  • Individual Goal Setting – Take a look at your employees and their personalities. Those who enjoy a good challenge will be up to meeting set goals for a reward whether it is monetary or a paid day off. Don’t force others who may be unable to run with this type of motivational tool. Accept them as they are and let the go-getters fight this one out.
  • Most Improved – Much like the very best of idea mentioned above, a most improved motivational tool that is offered at any level is a welcome reward. Set this up by making a list on ways each job title (person) could improve and let them have at it. Don’t forget to reward!
  • Character Rewards – Who is cheery in your office? Who displays the most all-for-one attitude? Identify and reward these types of workers via character traits.
  • Personality Choices – Although this sounds like stereotyping, a blue collar worker may appreciate something a white collar worker won’t. If you have a team you consider the “blue collar” type, believe me, they’ll want a paid day off over a reward plaque. On the other side of this coin, a “white collar” worker will enjoy a training benefit. If the reward fits the personality and is well received—then it’s a motivating tool.
  • Age Appropriate – Some of your long-term employees nearing retirement age may love a years-of-service reward, where those of a younger generation may want new technology as an incentive. Consider what is age appropriate when rewarding.
  • Diverse Benefit Plans – You will need help from your benefits broker on this one but a company can offer more than one type of benefit plan. For example, if you offer two health care choices with two deductible options or even a single wellness plan, this allows employees to choose what works best for their lifestyles.

Image Credit: Freedigitalphotos/ jscreationzs

Keep Them Motivated

It is possible to motivate employees at all levels no matter the job title, character or generation.
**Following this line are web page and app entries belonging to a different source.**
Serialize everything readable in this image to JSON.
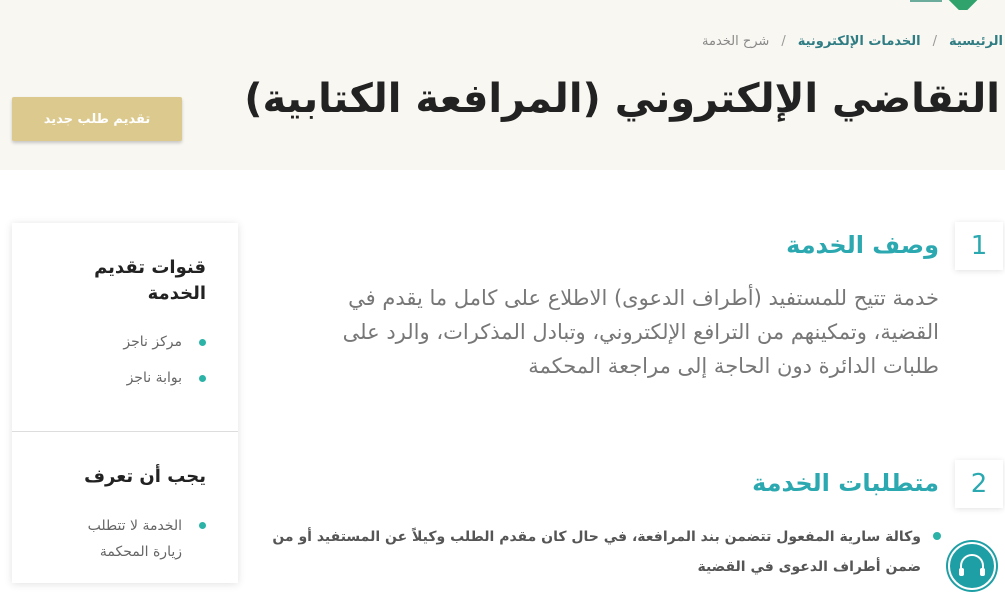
{
  "breadcrumb": {
    "home": "الرئيسية",
    "eservices": "الخدمات الإلكترونية",
    "current": "شرح الخدمة",
    "separator": "/"
  },
  "page": {
    "title": "التقاضي الإلكتروني (المرافعة الكتابية)"
  },
  "actions": {
    "new_request": "تقديم طلب جديد"
  },
  "sections": [
    {
      "number": "1",
      "title": "وصف الخدمة",
      "description": "خدمة تتيح للمستفيد (أطراف الدعوى) الاطلاع على كامل ما يقدم في القضية، وتمكينهم من الترافع الإلكتروني، وتبادل المذكرات، والرد على طلبات الدائرة دون الحاجة إلى مراجعة المحكمة"
    },
    {
      "number": "2",
      "title": "متطلبات الخدمة",
      "items": [
        "وكالة سارية المفعول تتضمن بند المرافعة، في حال كان مقدم الطلب وكيلاً عن المستفيد أو من ضمن أطراف الدعوى في القضية"
      ]
    }
  ],
  "sidebar": {
    "channels_title": "قنوات تقديم الخدمة",
    "channels": [
      "مركز ناجز",
      "بوابة ناجز"
    ],
    "know_title": "يجب أن تعرف",
    "know_items": [
      "الخدمة لا تتطلب زيارة المحكمة"
    ]
  },
  "icons": {
    "help": "headset-icon",
    "logo": "logo-icon"
  },
  "colors": {
    "accent": "#2ca9b0",
    "button": "#dcc98d",
    "hero_bg": "#f8f7f2"
  }
}
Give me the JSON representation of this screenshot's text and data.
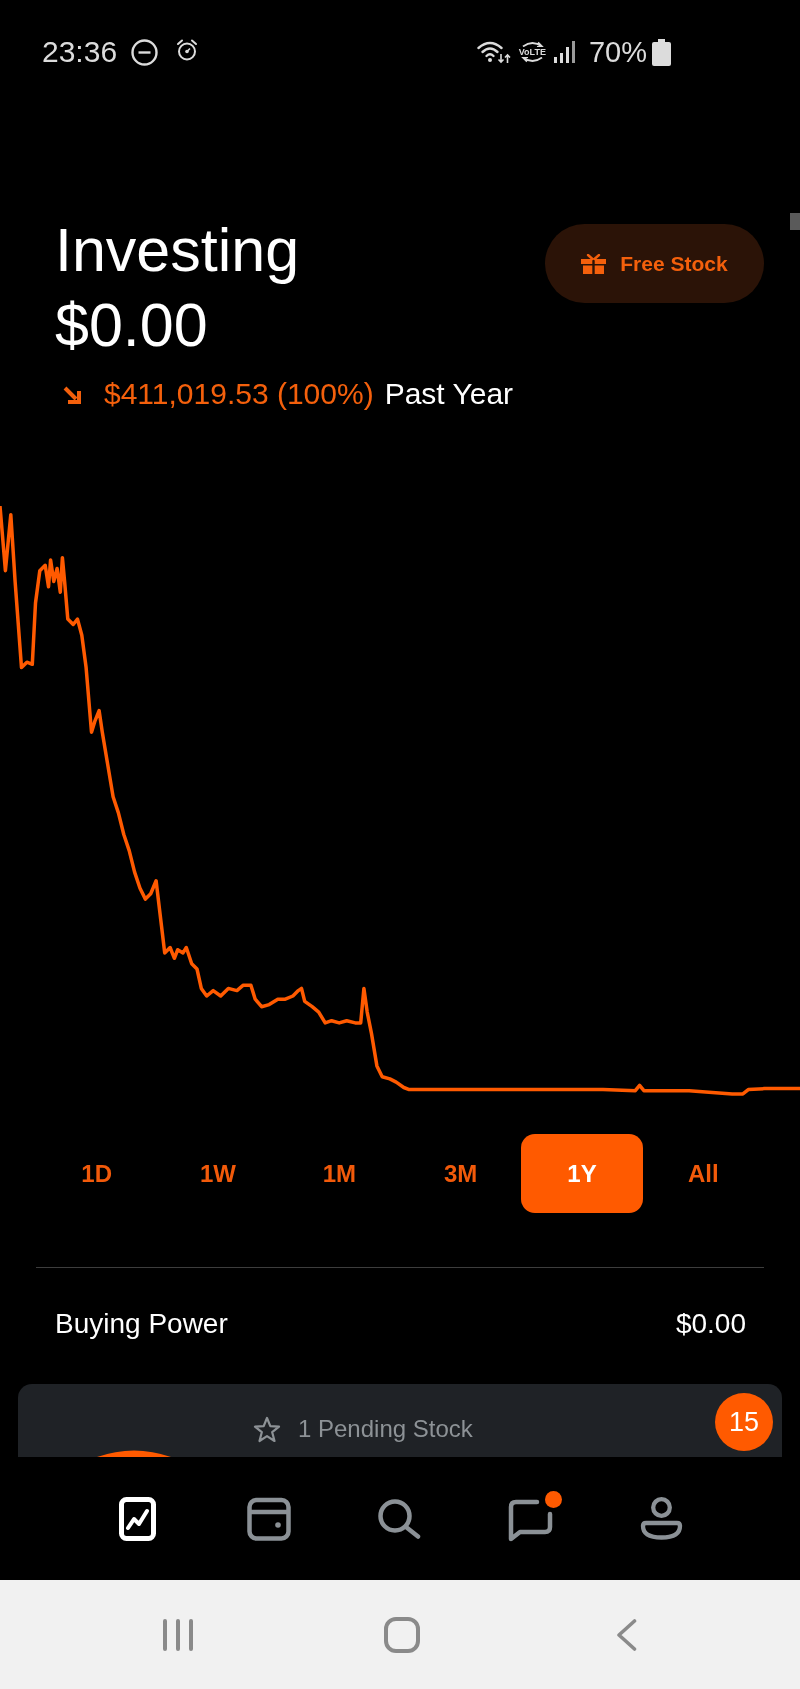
{
  "status_bar": {
    "time": "23:36",
    "network_label": "VoLTE",
    "battery": "70%"
  },
  "header": {
    "title": "Investing",
    "value": "$0.00",
    "change": {
      "negative": true,
      "amount": "$411,019.53 (100%)",
      "period": "Past Year"
    },
    "free_stock_button": "Free Stock"
  },
  "range_tabs": [
    {
      "label": "1D",
      "selected": false
    },
    {
      "label": "1W",
      "selected": false
    },
    {
      "label": "1M",
      "selected": false
    },
    {
      "label": "3M",
      "selected": false
    },
    {
      "label": "1Y",
      "selected": true
    },
    {
      "label": "All",
      "selected": false
    }
  ],
  "buying_power": {
    "label": "Buying Power",
    "value": "$0.00"
  },
  "pending_card": {
    "label": "1 Pending Stock",
    "badge": "15"
  },
  "bottom_nav": [
    {
      "selected": true,
      "notification": false
    },
    {
      "selected": false,
      "notification": false
    },
    {
      "selected": false,
      "notification": false
    },
    {
      "selected": false,
      "notification": true
    },
    {
      "selected": false,
      "notification": false
    }
  ]
}
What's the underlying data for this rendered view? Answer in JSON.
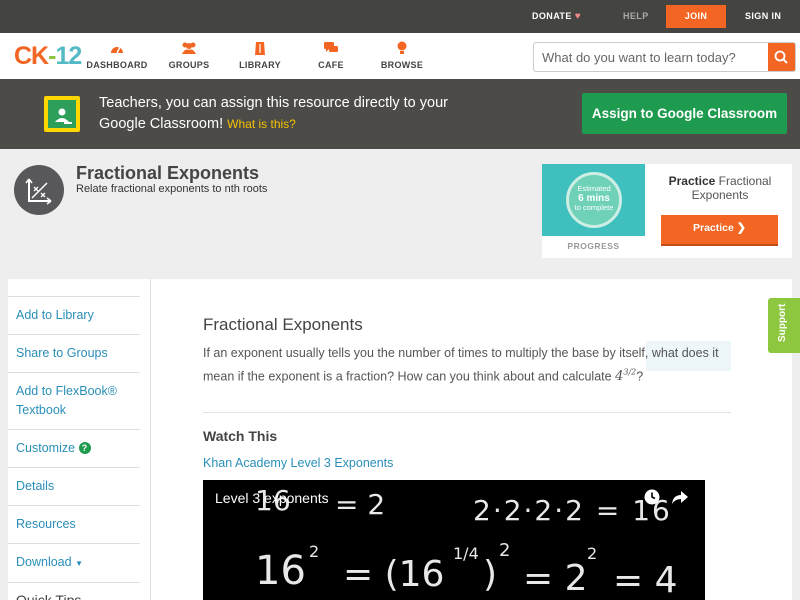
{
  "topbar": {
    "donate": "DONATE",
    "help": "HELP",
    "join": "JOIN",
    "signin": "SIGN IN"
  },
  "logo": {
    "ck": "CK",
    "dash": "-",
    "num": "12"
  },
  "nav": {
    "items": [
      {
        "label": "DASHBOARD",
        "icon": "dashboard-icon"
      },
      {
        "label": "GROUPS",
        "icon": "groups-icon"
      },
      {
        "label": "LIBRARY",
        "icon": "library-icon"
      },
      {
        "label": "CAFE",
        "icon": "cafe-icon"
      },
      {
        "label": "BROWSE",
        "icon": "browse-icon"
      }
    ],
    "search_placeholder": "What do you want to learn today?"
  },
  "banner": {
    "text": "Teachers, you can assign this resource directly to your Google Classroom!",
    "what_link": "What is this?",
    "assign_button": "Assign to Google Classroom"
  },
  "concept": {
    "title": "Fractional Exponents",
    "subtitle": "Relate fractional exponents to nth roots"
  },
  "practice": {
    "estimated": "Estimated",
    "mins": "6 mins",
    "to_complete": "to complete",
    "progress": "PROGRESS",
    "title_bold": "Practice",
    "title_rest": " Fractional Exponents",
    "button": "Practice"
  },
  "sidebar": {
    "items": [
      "Add to Library",
      "Share to Groups",
      "Add to FlexBook® Textbook",
      "Customize",
      "Details",
      "Resources",
      "Download"
    ],
    "quick_tips": "Quick Tips"
  },
  "article": {
    "title": "Fractional Exponents",
    "question": "If an exponent usually tells you the number of times to multiply the base by itself, what does it mean if the exponent is a fraction? How can you think about and calculate",
    "math_base": "4",
    "math_exp": "3/2",
    "question_end": "?",
    "watch_title": "Watch This",
    "watch_link": "Khan Academy Level 3 Exponents"
  },
  "video": {
    "title": "Level 3 exponents"
  },
  "support": "Support",
  "colors": {
    "accent_orange": "#f26522",
    "google_green": "#1f9b4f",
    "link_blue": "#2a8fb8",
    "support_green": "#8dc63f"
  }
}
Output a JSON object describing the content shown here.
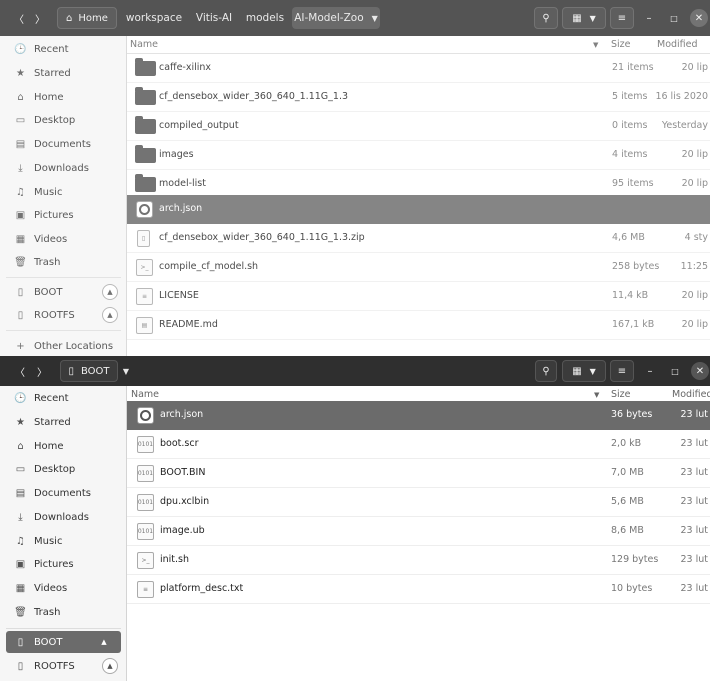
{
  "win1": {
    "nav": {
      "back": "〈",
      "forward": "〉",
      "home_label": "Home"
    },
    "breadcrumbs": [
      "workspace",
      "Vitis-AI",
      "models",
      "AI-Model-Zoo"
    ],
    "columns": {
      "name": "Name",
      "size": "Size",
      "modified": "Modified"
    },
    "sidebar": [
      {
        "label": "Recent",
        "icon": "🕒"
      },
      {
        "label": "Starred",
        "icon": "★"
      },
      {
        "label": "Home",
        "icon": "⌂"
      },
      {
        "label": "Desktop",
        "icon": "▭"
      },
      {
        "label": "Documents",
        "icon": "▤"
      },
      {
        "label": "Downloads",
        "icon": "⤓"
      },
      {
        "label": "Music",
        "icon": "♫"
      },
      {
        "label": "Pictures",
        "icon": "▣"
      },
      {
        "label": "Videos",
        "icon": "▦"
      },
      {
        "label": "Trash",
        "icon": "🗑"
      },
      {
        "label": "BOOT",
        "icon": "▯"
      },
      {
        "label": "ROOTFS",
        "icon": "▯"
      },
      {
        "label": "Other Locations",
        "icon": "+"
      }
    ],
    "files": [
      {
        "name": "caffe-xilinx",
        "size": "21 items",
        "modified": "20 lip",
        "type": "folder"
      },
      {
        "name": "cf_densebox_wider_360_640_1.11G_1.3",
        "size": "5 items",
        "modified": "16 lis 2020",
        "type": "folder"
      },
      {
        "name": "compiled_output",
        "size": "0 items",
        "modified": "Yesterday",
        "type": "folder"
      },
      {
        "name": "images",
        "size": "4 items",
        "modified": "20 lip",
        "type": "folder"
      },
      {
        "name": "model-list",
        "size": "95 items",
        "modified": "20 lip",
        "type": "folder"
      },
      {
        "name": "arch.json",
        "size": "",
        "modified": "",
        "type": "json"
      },
      {
        "name": "cf_densebox_wider_360_640_1.11G_1.3.zip",
        "size": "4,6 MB",
        "modified": "4 sty",
        "type": "zip"
      },
      {
        "name": "compile_cf_model.sh",
        "size": "258 bytes",
        "modified": "11:25",
        "type": "script"
      },
      {
        "name": "LICENSE",
        "size": "11,4 kB",
        "modified": "20 lip",
        "type": "text"
      },
      {
        "name": "README.md",
        "size": "167,1 kB",
        "modified": "20 lip",
        "type": "markdown"
      }
    ]
  },
  "win2": {
    "nav": {
      "back": "〈",
      "forward": "〉",
      "location_label": "BOOT"
    },
    "columns": {
      "name": "Name",
      "size": "Size",
      "modified": "Modified"
    },
    "sidebar": [
      {
        "label": "Recent",
        "icon": "🕒"
      },
      {
        "label": "Starred",
        "icon": "★"
      },
      {
        "label": "Home",
        "icon": "⌂"
      },
      {
        "label": "Desktop",
        "icon": "▭"
      },
      {
        "label": "Documents",
        "icon": "▤"
      },
      {
        "label": "Downloads",
        "icon": "⤓"
      },
      {
        "label": "Music",
        "icon": "♫"
      },
      {
        "label": "Pictures",
        "icon": "▣"
      },
      {
        "label": "Videos",
        "icon": "▦"
      },
      {
        "label": "Trash",
        "icon": "🗑"
      },
      {
        "label": "BOOT",
        "icon": "▯"
      },
      {
        "label": "ROOTFS",
        "icon": "▯"
      }
    ],
    "files": [
      {
        "name": "arch.json",
        "size": "36 bytes",
        "modified": "23 lut",
        "type": "json"
      },
      {
        "name": "boot.scr",
        "size": "2,0 kB",
        "modified": "23 lut",
        "type": "binary"
      },
      {
        "name": "BOOT.BIN",
        "size": "7,0 MB",
        "modified": "23 lut",
        "type": "binary"
      },
      {
        "name": "dpu.xclbin",
        "size": "5,6 MB",
        "modified": "23 lut",
        "type": "binary"
      },
      {
        "name": "image.ub",
        "size": "8,6 MB",
        "modified": "23 lut",
        "type": "binary"
      },
      {
        "name": "init.sh",
        "size": "129 bytes",
        "modified": "23 lut",
        "type": "script"
      },
      {
        "name": "platform_desc.txt",
        "size": "10 bytes",
        "modified": "23 lut",
        "type": "text"
      }
    ]
  }
}
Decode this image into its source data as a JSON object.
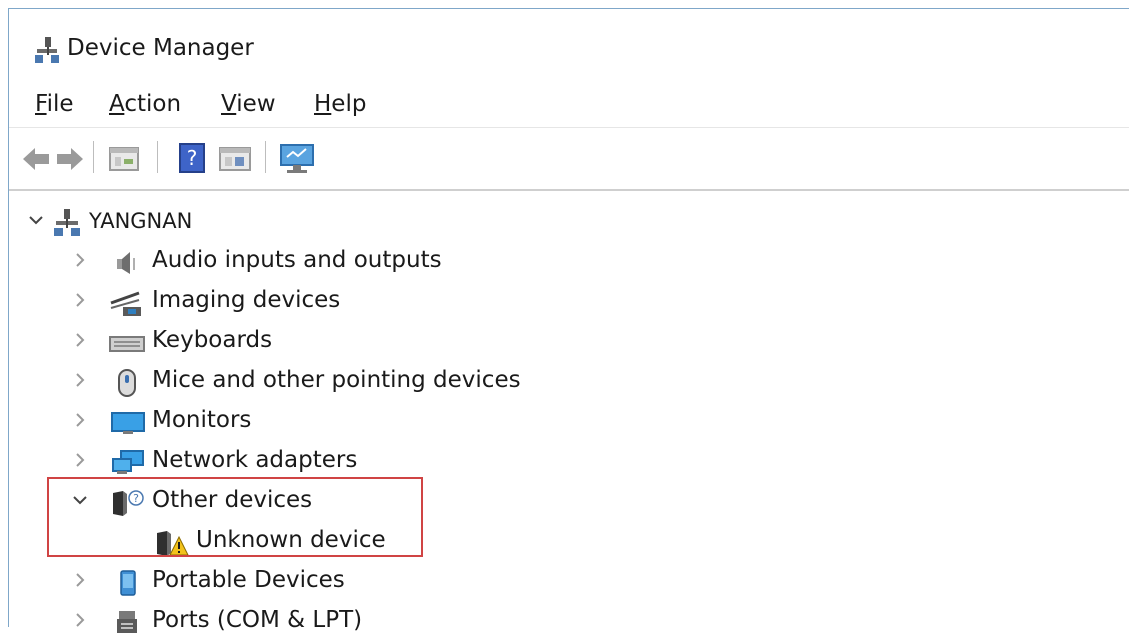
{
  "window": {
    "title": "Device Manager"
  },
  "menu": [
    {
      "prefix": "",
      "key": "F",
      "rest": "ile"
    },
    {
      "prefix": "",
      "key": "A",
      "rest": "ction"
    },
    {
      "prefix": "",
      "key": "V",
      "rest": "iew"
    },
    {
      "prefix": "",
      "key": "H",
      "rest": "elp"
    }
  ],
  "toolbar": {
    "icons": [
      "back-arrow-icon",
      "forward-arrow-icon",
      "properties-icon",
      "help-icon",
      "details-view-icon",
      "scan-hardware-icon"
    ]
  },
  "tree": {
    "root": {
      "label": "YANGNAN",
      "expanded": true
    },
    "items": [
      {
        "label": "Audio inputs and outputs",
        "icon": "speaker-icon",
        "expanded": false
      },
      {
        "label": "Imaging devices",
        "icon": "camera-icon",
        "expanded": false
      },
      {
        "label": "Keyboards",
        "icon": "keyboard-icon",
        "expanded": false
      },
      {
        "label": "Mice and other pointing devices",
        "icon": "mouse-icon",
        "expanded": false
      },
      {
        "label": "Monitors",
        "icon": "monitor-icon",
        "expanded": false
      },
      {
        "label": "Network adapters",
        "icon": "network-icon",
        "expanded": false
      },
      {
        "label": "Other devices",
        "icon": "unknown-device-icon",
        "expanded": true
      },
      {
        "label": "Unknown device",
        "icon": "warning-device-icon",
        "child": true
      },
      {
        "label": "Portable Devices",
        "icon": "portable-device-icon",
        "expanded": false
      },
      {
        "label": "Ports (COM & LPT)",
        "icon": "port-icon",
        "expanded": false
      }
    ]
  },
  "colors": {
    "highlight": "#d04444",
    "window_border": "#7fa7c9"
  }
}
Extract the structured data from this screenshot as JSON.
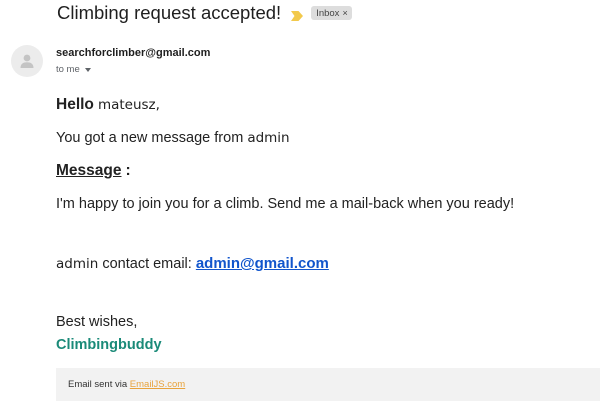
{
  "email": {
    "subject": "Climbing request accepted!",
    "label_chip": "Inbox",
    "chip_close": "×",
    "sender": "searchforclimber@gmail.com",
    "recipient": "to me"
  },
  "body": {
    "hello": "Hello",
    "name": "mateusz,",
    "new_message_prefix": "You got a new message from",
    "new_message_from": "admin",
    "message_heading": "Message",
    "message_colon": ":",
    "message_text": "I'm happy to join you for a climb. Send me a mail-back when you ready!",
    "contact_sender": "admin",
    "contact_label": "contact email:",
    "contact_email": "admin@gmail.com",
    "closing": "Best wishes,",
    "signature": "Climbingbuddy"
  },
  "footer": {
    "prefix": "Email sent via",
    "link": "EmailJS.com"
  },
  "colors": {
    "importance_marker": "#f2c94c",
    "link": "#1155cc",
    "signature": "#1a8a78",
    "footer_link": "#e8a33c"
  },
  "icons": {
    "importance": "importance-marker-icon",
    "avatar": "person-icon",
    "recipient_details": "caret-down-icon"
  }
}
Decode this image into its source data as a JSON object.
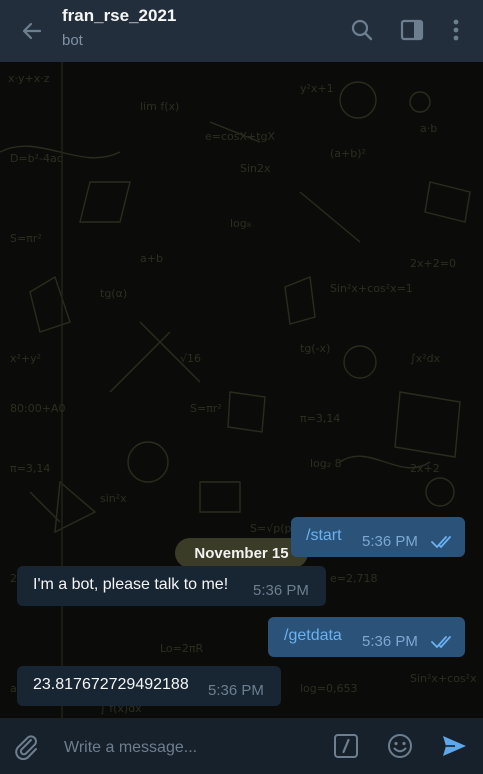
{
  "header": {
    "title": "fran_rse_2021",
    "subtitle": "bot"
  },
  "chat": {
    "date": "November 15",
    "messages": [
      {
        "direction": "out",
        "text": "/start",
        "time": "5:36 PM",
        "status": "read"
      },
      {
        "direction": "in",
        "text": "I'm a bot, please talk to me!",
        "time": "5:36 PM"
      },
      {
        "direction": "out",
        "text": "/getdata",
        "time": "5:36 PM",
        "status": "read"
      },
      {
        "direction": "in",
        "text": "23.817672729492188",
        "time": "5:36 PM"
      }
    ]
  },
  "composer": {
    "placeholder": "Write a message..."
  },
  "icons": {
    "back": "back-arrow-icon",
    "search": "search-icon",
    "sidebar": "sidebar-toggle-icon",
    "menu": "more-vertical-icon",
    "attach": "paperclip-icon",
    "commands": "bot-commands-icon",
    "emoji": "emoji-icon",
    "send": "send-icon"
  },
  "colors": {
    "header_bg": "#232e3c",
    "chat_bg": "#0b0c0a",
    "outgoing_bubble": "#2b5278",
    "incoming_bubble": "#182533",
    "accent": "#5ea8e8",
    "composer_bg": "#17212b"
  }
}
In my experience as a business owner, the biggest problem business owners and HR managers face is starting a motivational program and then letting It fall to the wayside. Nothing shows them you don’t care more than promising something and not following through.

Along with the motivational ideas mentioned here, Bright Hub offers great incentive ideas as well as rewards that will keep everyone happy. So, start today—don’t put it off—your employees will appreciate where they work more if they stay happy and motivated!